*Material provided*.
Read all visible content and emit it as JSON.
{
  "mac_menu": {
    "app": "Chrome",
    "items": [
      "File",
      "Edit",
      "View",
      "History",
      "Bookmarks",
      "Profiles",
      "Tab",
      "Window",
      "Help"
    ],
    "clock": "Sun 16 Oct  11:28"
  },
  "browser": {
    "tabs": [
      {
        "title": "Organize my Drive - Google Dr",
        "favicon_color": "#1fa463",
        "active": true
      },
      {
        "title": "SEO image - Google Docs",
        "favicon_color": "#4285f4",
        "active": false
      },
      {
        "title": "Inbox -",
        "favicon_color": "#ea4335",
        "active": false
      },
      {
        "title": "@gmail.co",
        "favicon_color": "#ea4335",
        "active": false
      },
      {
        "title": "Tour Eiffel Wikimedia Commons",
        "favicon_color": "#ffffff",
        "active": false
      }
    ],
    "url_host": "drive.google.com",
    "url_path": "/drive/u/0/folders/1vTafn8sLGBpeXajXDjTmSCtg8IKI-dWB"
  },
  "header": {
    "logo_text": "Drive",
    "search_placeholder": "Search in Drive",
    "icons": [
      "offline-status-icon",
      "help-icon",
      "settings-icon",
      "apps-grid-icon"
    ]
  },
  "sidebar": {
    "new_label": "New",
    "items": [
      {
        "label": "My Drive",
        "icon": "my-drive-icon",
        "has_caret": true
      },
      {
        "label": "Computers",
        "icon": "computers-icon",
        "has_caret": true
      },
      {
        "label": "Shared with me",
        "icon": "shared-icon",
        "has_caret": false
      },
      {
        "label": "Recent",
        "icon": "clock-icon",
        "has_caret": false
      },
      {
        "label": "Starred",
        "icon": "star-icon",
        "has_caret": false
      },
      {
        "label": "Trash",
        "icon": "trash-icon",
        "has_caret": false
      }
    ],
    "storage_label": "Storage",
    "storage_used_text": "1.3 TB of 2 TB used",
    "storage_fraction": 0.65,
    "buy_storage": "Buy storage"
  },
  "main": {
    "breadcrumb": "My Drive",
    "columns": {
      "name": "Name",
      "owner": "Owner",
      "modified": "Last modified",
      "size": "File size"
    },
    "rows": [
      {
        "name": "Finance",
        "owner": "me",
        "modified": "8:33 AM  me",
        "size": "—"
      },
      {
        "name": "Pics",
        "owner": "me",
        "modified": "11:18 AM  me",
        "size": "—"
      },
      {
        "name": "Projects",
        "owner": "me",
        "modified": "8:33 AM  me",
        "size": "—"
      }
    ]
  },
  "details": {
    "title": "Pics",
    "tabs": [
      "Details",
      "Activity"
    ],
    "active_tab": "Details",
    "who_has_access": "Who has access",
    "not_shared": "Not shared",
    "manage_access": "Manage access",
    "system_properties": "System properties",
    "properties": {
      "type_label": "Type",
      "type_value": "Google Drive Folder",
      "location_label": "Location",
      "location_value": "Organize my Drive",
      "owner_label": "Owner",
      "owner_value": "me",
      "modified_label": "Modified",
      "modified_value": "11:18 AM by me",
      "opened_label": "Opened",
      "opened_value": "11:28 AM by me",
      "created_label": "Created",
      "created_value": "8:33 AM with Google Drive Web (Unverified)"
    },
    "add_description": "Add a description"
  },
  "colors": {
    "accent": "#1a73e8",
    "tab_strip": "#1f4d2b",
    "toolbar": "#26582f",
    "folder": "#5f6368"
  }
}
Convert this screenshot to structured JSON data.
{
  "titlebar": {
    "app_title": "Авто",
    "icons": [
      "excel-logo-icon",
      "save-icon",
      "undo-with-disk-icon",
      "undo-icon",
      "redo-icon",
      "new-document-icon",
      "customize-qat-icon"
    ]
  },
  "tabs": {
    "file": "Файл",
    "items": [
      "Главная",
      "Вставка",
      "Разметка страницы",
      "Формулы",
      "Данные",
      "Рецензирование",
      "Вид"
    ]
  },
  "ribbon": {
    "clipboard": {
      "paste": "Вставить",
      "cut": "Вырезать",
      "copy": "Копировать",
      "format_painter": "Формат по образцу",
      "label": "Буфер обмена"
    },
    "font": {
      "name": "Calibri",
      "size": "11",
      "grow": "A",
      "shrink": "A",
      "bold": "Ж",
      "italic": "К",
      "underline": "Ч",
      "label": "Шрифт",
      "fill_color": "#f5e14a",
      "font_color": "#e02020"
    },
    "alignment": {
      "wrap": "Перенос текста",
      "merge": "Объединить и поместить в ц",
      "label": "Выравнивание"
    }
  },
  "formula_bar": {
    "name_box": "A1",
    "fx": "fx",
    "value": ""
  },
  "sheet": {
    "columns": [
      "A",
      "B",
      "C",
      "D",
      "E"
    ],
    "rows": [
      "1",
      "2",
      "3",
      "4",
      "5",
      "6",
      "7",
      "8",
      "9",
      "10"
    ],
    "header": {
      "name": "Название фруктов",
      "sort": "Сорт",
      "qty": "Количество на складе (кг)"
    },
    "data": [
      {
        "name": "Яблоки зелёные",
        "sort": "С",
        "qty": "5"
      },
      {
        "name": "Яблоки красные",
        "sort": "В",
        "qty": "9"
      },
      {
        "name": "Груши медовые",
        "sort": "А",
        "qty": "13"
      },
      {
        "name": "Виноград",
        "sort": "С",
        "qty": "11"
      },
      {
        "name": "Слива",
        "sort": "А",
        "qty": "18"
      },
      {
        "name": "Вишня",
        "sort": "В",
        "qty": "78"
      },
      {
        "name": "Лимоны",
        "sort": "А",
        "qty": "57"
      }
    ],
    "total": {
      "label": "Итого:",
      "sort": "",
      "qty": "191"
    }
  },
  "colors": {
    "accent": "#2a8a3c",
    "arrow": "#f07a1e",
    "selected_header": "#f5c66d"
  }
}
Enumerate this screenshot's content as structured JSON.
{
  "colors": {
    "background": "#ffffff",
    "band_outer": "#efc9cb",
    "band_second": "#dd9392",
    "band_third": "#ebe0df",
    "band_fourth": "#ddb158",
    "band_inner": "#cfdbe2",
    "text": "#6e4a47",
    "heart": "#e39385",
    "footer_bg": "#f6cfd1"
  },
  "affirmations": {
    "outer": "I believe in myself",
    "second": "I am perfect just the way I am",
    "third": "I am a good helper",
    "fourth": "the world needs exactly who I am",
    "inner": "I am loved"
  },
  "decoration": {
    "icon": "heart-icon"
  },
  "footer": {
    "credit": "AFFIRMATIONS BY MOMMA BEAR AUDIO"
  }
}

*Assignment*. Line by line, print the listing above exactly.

*Exercise solution*.
Read all visible content and emit it as JSON.
{
  "mac_menu": {
    "app": "Chrome",
    "items": [
      "File",
      "Edit",
      "View",
      "History",
      "Bookmarks",
      "Profiles",
      "Tab",
      "Window",
      "Help"
    ],
    "clock": "Sun 16 Oct  11:28"
  },
  "browser": {
    "tabs": [
      {
        "title": "Organize my Drive - Google Dr",
        "favicon_color": "#1fa463",
        "active": true
      },
      {
        "title": "SEO image - Google Docs",
        "favicon_color": "#4285f4",
        "active": false
      },
      {
        "title": "Inbox -",
        "favicon_color": "#ea4335",
        "active": false
      },
      {
        "title": "@gmail.co",
        "favicon_color": "#ea4335",
        "active": false
      },
      {
        "title": "Tour Eiffel Wikimedia Commons",
        "favicon_color": "#ffffff",
        "active": false
      }
    ],
    "url_host": "drive.google.com",
    "url_path": "/drive/u/0/folders/1vTafn8sLGBpeXajXDjTmSCtg8IKI-dWB"
  },
  "header": {
    "logo_text": "Drive",
    "search_placeholder": "Search in Drive",
    "icons": [
      "offline-status-icon",
      "help-icon",
      "settings-icon",
      "apps-grid-icon"
    ]
  },
  "sidebar": {
    "new_label": "New",
    "items": [
      {
        "label": "My Drive",
        "icon": "my-drive-icon",
        "has_caret": true
      },
      {
        "label": "Computers",
        "icon": "computers-icon",
        "has_caret": true
      },
      {
        "label": "Shared with me",
        "icon": "shared-icon",
        "has_caret": false
      },
      {
        "label": "Recent",
        "icon": "clock-icon",
        "has_caret": false
      },
      {
        "label": "Starred",
        "icon": "star-icon",
        "has_caret": false
      },
      {
        "label": "Trash",
        "icon": "trash-icon",
        "has_caret": false
      }
    ],
    "storage_label": "Storage",
    "storage_used_text": "1.3 TB of 2 TB used",
    "storage_fraction": 0.65,
    "buy_storage": "Buy storage"
  },
  "main": {
    "breadcrumb": "My Drive",
    "columns": {
      "name": "Name",
      "owner": "Owner",
      "modified": "Last modified",
      "size": "File size"
    },
    "rows": [
      {
        "name": "Finance",
        "owner": "me",
        "modified": "8:33 AM  me",
        "size": "—"
      },
      {
        "name": "Pics",
        "owner": "me",
        "modified": "11:18 AM  me",
        "size": "—"
      },
      {
        "name": "Projects",
        "owner": "me",
        "modified": "8:33 AM  me",
        "size": "—"
      }
    ]
  },
  "details": {
    "title": "Pics",
    "tabs": [
      "Details",
      "Activity"
    ],
    "active_tab": "Details",
    "who_has_access": "Who has access",
    "not_shared": "Not shared",
    "manage_access": "Manage access",
    "system_properties": "System properties",
    "properties": {
      "type_label": "Type",
      "type_value": "Google Drive Folder",
      "location_label": "Location",
      "location_value": "Organize my Drive",
      "owner_label": "Owner",
      "owner_value": "me",
      "modified_label": "Modified",
      "modified_value": "11:18 AM by me",
      "opened_label": "Opened",
      "opened_value": "11:28 AM by me",
      "created_label": "Created",
      "created_value": "8:33 AM with Google Drive Web (Unverified)"
    },
    "add_description": "Add a description"
  },
  "colors": {
    "accent": "#1a73e8",
    "tab_strip": "#1f4d2b",
    "toolbar": "#26582f",
    "folder": "#5f6368"
  }
}
Convert this screenshot to structured JSON data.
{
  "titlebar": {
    "app_title": "Авто",
    "icons": [
      "excel-logo-icon",
      "save-icon",
      "undo-with-disk-icon",
      "undo-icon",
      "redo-icon",
      "new-document-icon",
      "customize-qat-icon"
    ]
  },
  "tabs": {
    "file": "Файл",
    "items": [
      "Главная",
      "Вставка",
      "Разметка страницы",
      "Формулы",
      "Данные",
      "Рецензирование",
      "Вид"
    ]
  },
  "ribbon": {
    "clipboard": {
      "paste": "Вставить",
      "cut": "Вырезать",
      "copy": "Копировать",
      "format_painter": "Формат по образцу",
      "label": "Буфер обмена"
    },
    "font": {
      "name": "Calibri",
      "size": "11",
      "grow": "A",
      "shrink": "A",
      "bold": "Ж",
      "italic": "К",
      "underline": "Ч",
      "label": "Шрифт",
      "fill_color": "#f5e14a",
      "font_color": "#e02020"
    },
    "alignment": {
      "wrap": "Перенос текста",
      "merge": "Объединить и поместить в ц",
      "label": "Выравнивание"
    }
  },
  "formula_bar": {
    "name_box": "A1",
    "fx": "fx",
    "value": ""
  },
  "sheet": {
    "columns": [
      "A",
      "B",
      "C",
      "D",
      "E"
    ],
    "rows": [
      "1",
      "2",
      "3",
      "4",
      "5",
      "6",
      "7",
      "8",
      "9",
      "10"
    ],
    "header": {
      "name": "Название фруктов",
      "sort": "Сорт",
      "qty": "Количество на складе (кг)"
    },
    "data": [
      {
        "name": "Яблоки зелёные",
        "sort": "С",
        "qty": "5"
      },
      {
        "name": "Яблоки красные",
        "sort": "В",
        "qty": "9"
      },
      {
        "name": "Груши медовые",
        "sort": "А",
        "qty": "13"
      },
      {
        "name": "Виноград",
        "sort": "С",
        "qty": "11"
      },
      {
        "name": "Слива",
        "sort": "А",
        "qty": "18"
      },
      {
        "name": "Вишня",
        "sort": "В",
        "qty": "78"
      },
      {
        "name": "Лимоны",
        "sort": "А",
        "qty": "57"
      }
    ],
    "total": {
      "label": "Итого:",
      "sort": "",
      "qty": "191"
    }
  },
  "colors": {
    "accent": "#2a8a3c",
    "arrow": "#f07a1e",
    "selected_header": "#f5c66d"
  }
}
Enumerate this screenshot's content as structured JSON.
{
  "colors": {
    "background": "#ffffff",
    "band_outer": "#efc9cb",
    "band_second": "#dd9392",
    "band_third": "#ebe0df",
    "band_fourth": "#ddb158",
    "band_inner": "#cfdbe2",
    "text": "#6e4a47",
    "heart": "#e39385",
    "footer_bg": "#f6cfd1"
  },
  "affirmations": {
    "outer": "I believe in myself",
    "second": "I am perfect just the way I am",
    "third": "I am a good helper",
    "fourth": "the world needs exactly who I am",
    "inner": "I am loved"
  },
  "decoration": {
    "icon": "heart-icon"
  },
  "footer": {
    "credit": "AFFIRMATIONS BY MOMMA BEAR AUDIO"
  }
}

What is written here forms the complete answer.